The Property

The views are absolutely stunning and completely peaceful.

The Hong Kong protesters flocking to the streets in opposition to the Chinese government have a new symbol to display their defiance: the Stars and Stripes. Upset over the looming threat to their freedom, the American flag symbolizes everything they cherish and are fighting to preserve.

But it seems our president isn't returning the love.

Trump recently doubled down on the United States' indifference to the conflict, after initially commenting that whatever happens is between Hong Kong and China alone. But he's wrong — what happens is crucial in spreading the liberal values that America wants to accompany us on the world stage. After all, "America First" doesn't mean merely focusing on our own domestic problems. It means supporting liberal democracy everywhere.

The protests have been raging on the streets since April, when the government of Hong Kong proposed an extradition bill that would have allowed them to send accused criminals to be tried in mainland China. Of course, when dealing with a communist regime, that's a terrifying prospect — and one that threatens the judicial independence of the city. Thankfully, the protesters succeeded in getting Hong Kong's leaders to suspend the bill from consideration. But everyone knew that the bill was a blatant attempt by the Chinese government to encroach on Hong Kong's autonomy. And now Hong Kong's people are demanding full-on democratic reforms to halt any similar moves in the future.

After a generation under the "one country, two systems" policy, the people of Hong Kong are accustomed to much greater political and economic freedom relative to the rest of China. For the protesters, it's about more than a single bill. Resisting Xi Jinping and the Communist Party means the survival of a liberal democracy within distance of China's totalitarian grasp — a goal that should be shared by the United States. Instead, President Trump has retreated to his administration's flawed "America First" mindset.

This is an ideal opportunity for the United States to assert our strength by supporting democratic values abroad.
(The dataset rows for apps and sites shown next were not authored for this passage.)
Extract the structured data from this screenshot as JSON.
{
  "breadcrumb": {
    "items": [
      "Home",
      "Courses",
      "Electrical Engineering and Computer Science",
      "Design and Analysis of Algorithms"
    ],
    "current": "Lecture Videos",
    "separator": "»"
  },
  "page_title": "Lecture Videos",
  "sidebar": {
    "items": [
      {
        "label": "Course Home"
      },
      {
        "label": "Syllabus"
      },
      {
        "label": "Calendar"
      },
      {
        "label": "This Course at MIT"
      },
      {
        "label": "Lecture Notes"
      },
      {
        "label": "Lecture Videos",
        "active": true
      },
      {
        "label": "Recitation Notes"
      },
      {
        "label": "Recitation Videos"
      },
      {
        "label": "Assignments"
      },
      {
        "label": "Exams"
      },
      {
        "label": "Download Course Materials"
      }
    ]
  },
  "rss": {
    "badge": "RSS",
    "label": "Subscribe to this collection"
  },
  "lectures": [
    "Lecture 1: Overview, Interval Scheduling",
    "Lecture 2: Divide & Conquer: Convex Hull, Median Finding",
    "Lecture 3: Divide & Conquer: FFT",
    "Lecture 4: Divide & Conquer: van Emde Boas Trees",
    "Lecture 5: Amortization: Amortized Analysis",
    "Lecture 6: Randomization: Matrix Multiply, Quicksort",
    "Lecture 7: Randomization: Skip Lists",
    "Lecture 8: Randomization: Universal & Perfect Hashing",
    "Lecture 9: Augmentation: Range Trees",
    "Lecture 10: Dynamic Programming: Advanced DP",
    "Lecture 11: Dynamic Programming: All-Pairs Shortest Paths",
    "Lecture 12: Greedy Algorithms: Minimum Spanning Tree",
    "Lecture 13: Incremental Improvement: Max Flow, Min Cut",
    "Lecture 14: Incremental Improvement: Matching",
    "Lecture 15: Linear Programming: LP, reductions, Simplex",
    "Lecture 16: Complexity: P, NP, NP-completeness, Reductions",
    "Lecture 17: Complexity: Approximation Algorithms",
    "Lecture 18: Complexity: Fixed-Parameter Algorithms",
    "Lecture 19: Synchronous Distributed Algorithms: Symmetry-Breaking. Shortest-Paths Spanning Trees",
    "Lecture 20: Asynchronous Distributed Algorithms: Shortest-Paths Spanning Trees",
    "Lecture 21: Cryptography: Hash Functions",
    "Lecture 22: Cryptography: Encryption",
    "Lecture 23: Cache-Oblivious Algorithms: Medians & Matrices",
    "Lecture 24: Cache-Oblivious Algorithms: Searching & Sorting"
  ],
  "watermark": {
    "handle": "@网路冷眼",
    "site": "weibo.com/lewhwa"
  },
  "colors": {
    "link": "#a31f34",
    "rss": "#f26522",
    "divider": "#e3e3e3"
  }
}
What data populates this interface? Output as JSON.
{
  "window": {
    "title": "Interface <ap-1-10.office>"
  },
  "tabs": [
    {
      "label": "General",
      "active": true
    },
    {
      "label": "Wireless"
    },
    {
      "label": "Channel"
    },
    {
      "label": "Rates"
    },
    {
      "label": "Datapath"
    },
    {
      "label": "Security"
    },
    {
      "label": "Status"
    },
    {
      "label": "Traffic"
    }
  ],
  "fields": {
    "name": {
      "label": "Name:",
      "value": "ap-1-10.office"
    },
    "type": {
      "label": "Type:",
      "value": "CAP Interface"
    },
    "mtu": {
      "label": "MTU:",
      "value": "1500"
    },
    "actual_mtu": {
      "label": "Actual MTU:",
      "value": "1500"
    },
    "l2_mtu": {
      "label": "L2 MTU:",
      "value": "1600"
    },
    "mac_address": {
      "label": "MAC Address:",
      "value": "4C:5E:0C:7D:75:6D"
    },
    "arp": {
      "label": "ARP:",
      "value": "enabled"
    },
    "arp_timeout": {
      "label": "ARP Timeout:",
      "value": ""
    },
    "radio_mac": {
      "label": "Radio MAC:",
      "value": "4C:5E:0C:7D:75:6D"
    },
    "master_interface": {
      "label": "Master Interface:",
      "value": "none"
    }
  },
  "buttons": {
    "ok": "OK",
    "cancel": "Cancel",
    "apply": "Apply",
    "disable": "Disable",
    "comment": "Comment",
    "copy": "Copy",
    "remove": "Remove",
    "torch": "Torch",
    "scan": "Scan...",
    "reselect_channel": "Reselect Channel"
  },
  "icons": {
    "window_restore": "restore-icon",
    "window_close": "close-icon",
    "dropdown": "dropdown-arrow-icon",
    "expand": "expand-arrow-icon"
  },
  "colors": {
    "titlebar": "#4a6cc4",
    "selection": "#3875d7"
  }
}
In his inaugural address, Trump said he wanted "friendship and goodwill with the nations of the world" while "understanding that it is the right of all nations to put their interests first." But at what point is respecting sovereignty enabling dictatorships? American interests are shaped by the principles of our founding: political freedom, free markets, and human rights. Conversely, the interests of China's Communist Party are the exact opposite. When these values come into conflict, as they have in Hong Kong, it's our responsibility to take a stand for freedom — even if those who need it aren't within our country's borders.

Of course, that's not a call for military action. Putting pressure on Hong Kong is a matter of rhetoric and positioning — vital tenets of effective diplomacy. When it comes to heavy-handed world powers, it's an approach that can really work. When the Solidarity movement began organizing against communism in Poland, President Reagan openly condemned the Soviet military's imposition of martial law. His administration's support for the pro-democracy movement helped the Polish people gain liberal reforms from the Soviet regime. Similarly, President Trump doesn't need to be overly cautious about retribution from Xi Jinping and the Chinese government. Open, strong support for democracy in Hong Kong not only advances America's governing principles, but also weakens China's brand of authoritarianism.

After creating a commission to study the role of human rights in U.S. foreign policy, Secretary of State Mike Pompeo wrote last month that the principles of our Constitution are central "not only to Americans," but to the rest of the world. He was right — putting "America First" means being the first advocate for freedom across the globe. Nothing shows the strength of our country more than when, in crucial moments of their own history, other nations find inspiration in our flag.

Let's join the people of Hong Kong in their defiance of tyranny.

Matt Liles is a writer and Young Voices contributor from Austin, Texas.